• [How to complete this task]: Your task is to gather the lines below that hold the string "Cover".

• [Available records]:
************

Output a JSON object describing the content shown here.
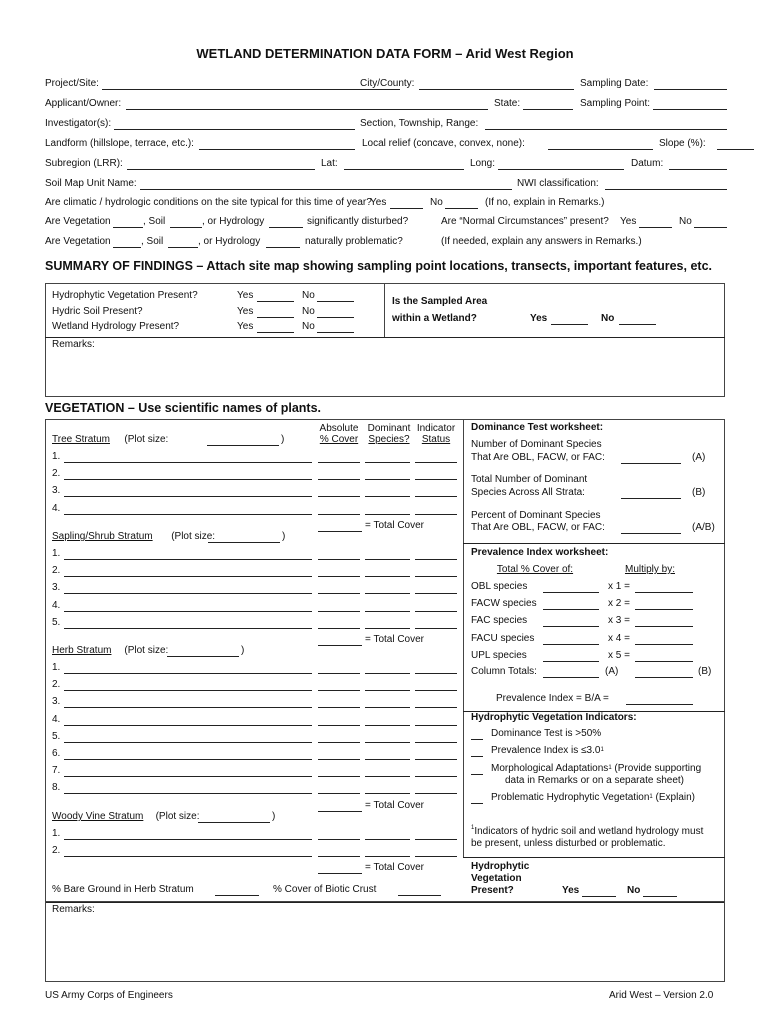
{
  "title": "WETLAND DETERMINATION DATA FORM – Arid West Region",
  "header_fields": {
    "project_site": "Project/Site:",
    "city_county": "City/County:",
    "sampling_date": "Sampling Date:",
    "applicant_owner": "Applicant/Owner:",
    "state": "State:",
    "sampling_point": "Sampling Point:",
    "investigators": "Investigator(s):",
    "section_township_range": "Section, Township, Range:",
    "landform": "Landform (hillslope, terrace, etc.):",
    "local_relief": "Local relief (concave, convex, none):",
    "slope": "Slope (%):",
    "subregion": "Subregion (LRR):",
    "lat": "Lat:",
    "long": "Long:",
    "datum": "Datum:",
    "soil_map_unit": "Soil Map Unit Name:",
    "nwi": "NWI classification:"
  },
  "questions": {
    "climatic": "Are climatic / hydrologic conditions on the site typical for this time of year?",
    "yes": "Yes",
    "no": "No",
    "if_no": "(If no, explain in Remarks.)",
    "are_vegetation": "Are Vegetation",
    "soil": ", Soil",
    "or_hydrology": ", or Hydrology",
    "significantly_disturbed": "significantly disturbed?",
    "normal_circumstances": "Are “Normal Circumstances” present?",
    "naturally_problematic": "naturally problematic?",
    "if_needed": "(If needed, explain any answers in Remarks.)"
  },
  "summary": {
    "heading": "SUMMARY OF FINDINGS –  Attach site map showing sampling point locations, transects, important features, etc.",
    "items": [
      "Hydrophytic Vegetation Present?",
      "Hydric Soil Present?",
      "Wetland Hydrology Present?"
    ],
    "yes": "Yes",
    "no": "No",
    "sampled_area_line1": "Is the Sampled Area",
    "sampled_area_line2": "within a Wetland?",
    "remarks": "Remarks:"
  },
  "vegetation": {
    "heading": "VEGETATION – Use scientific names of plants.",
    "col_absolute_1": "Absolute",
    "col_absolute_2": "% Cover",
    "col_dominant_1": "Dominant",
    "col_dominant_2": "Species?",
    "col_indicator_1": "Indicator",
    "col_indicator_2": "Status",
    "plot_size": "(Plot size:",
    "close_paren": ")",
    "total_cover": "= Total Cover",
    "strata": [
      {
        "name": "Tree Stratum",
        "rows": [
          "1.",
          "2.",
          "3.",
          "4."
        ]
      },
      {
        "name": "Sapling/Shrub Stratum",
        "rows": [
          "1.",
          "2.",
          "3.",
          "4.",
          "5."
        ]
      },
      {
        "name": "Herb Stratum",
        "rows": [
          "1.",
          "2.",
          "3.",
          "4.",
          "5.",
          "6.",
          "7.",
          "8."
        ]
      },
      {
        "name": "Woody Vine Stratum",
        "rows": [
          "1.",
          "2."
        ]
      }
    ],
    "bare_ground": "% Bare Ground in Herb Stratum",
    "biotic_crust": "% Cover of Biotic Crust",
    "remarks": "Remarks:"
  },
  "dominance": {
    "heading": "Dominance Test worksheet:",
    "a_line1": "Number of Dominant Species",
    "a_line2": "That Are OBL, FACW, or FAC:",
    "a_tag": "(A)",
    "b_line1": "Total Number of Dominant",
    "b_line2": "Species Across All Strata:",
    "b_tag": "(B)",
    "ab_line1": "Percent of Dominant Species",
    "ab_line2": "That Are OBL, FACW, or FAC:",
    "ab_tag": "(A/B)"
  },
  "prevalence": {
    "heading": "Prevalence Index worksheet:",
    "col1": "Total % Cover of:",
    "col2": "Multiply by:",
    "rows": [
      {
        "label": "OBL species",
        "mult": "x 1 ="
      },
      {
        "label": "FACW species",
        "mult": "x 2 ="
      },
      {
        "label": "FAC species",
        "mult": "x 3 ="
      },
      {
        "label": "FACU species",
        "mult": "x 4 ="
      },
      {
        "label": "UPL species",
        "mult": "x 5 ="
      }
    ],
    "column_totals": "Column Totals:",
    "a_tag": "(A)",
    "b_tag": "(B)",
    "index": "Prevalence Index  = B/A ="
  },
  "indicators": {
    "heading": "Hydrophytic Vegetation Indicators:",
    "items": [
      "Dominance Test is >50%",
      "Prevalence Index is ≤3.0",
      "Morphological Adaptations",
      "Problematic Hydrophytic Vegetation"
    ],
    "morph_suffix": " (Provide supporting",
    "morph_line2": "data in Remarks or on a separate sheet)",
    "problematic_suffix": " (Explain)",
    "footnote_mark": "1",
    "footnote_line1": "Indicators of hydric soil and wetland hydrology must",
    "footnote_line2": "be present, unless disturbed or problematic."
  },
  "hydro_present": {
    "line1": "Hydrophytic",
    "line2": "Vegetation",
    "line3": "Present?",
    "yes": "Yes",
    "no": "No"
  },
  "footer": {
    "left": "US Army Corps of Engineers",
    "right": "Arid West – Version 2.0"
  }
}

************

• [Answer to this exercise]:
    "col_absolute_2": "% Cover",
    "total_cover": "= Total Cover",
    "biotic_crust": "% Cover of Biotic Crust",
    "col1": "Total % Cover of:",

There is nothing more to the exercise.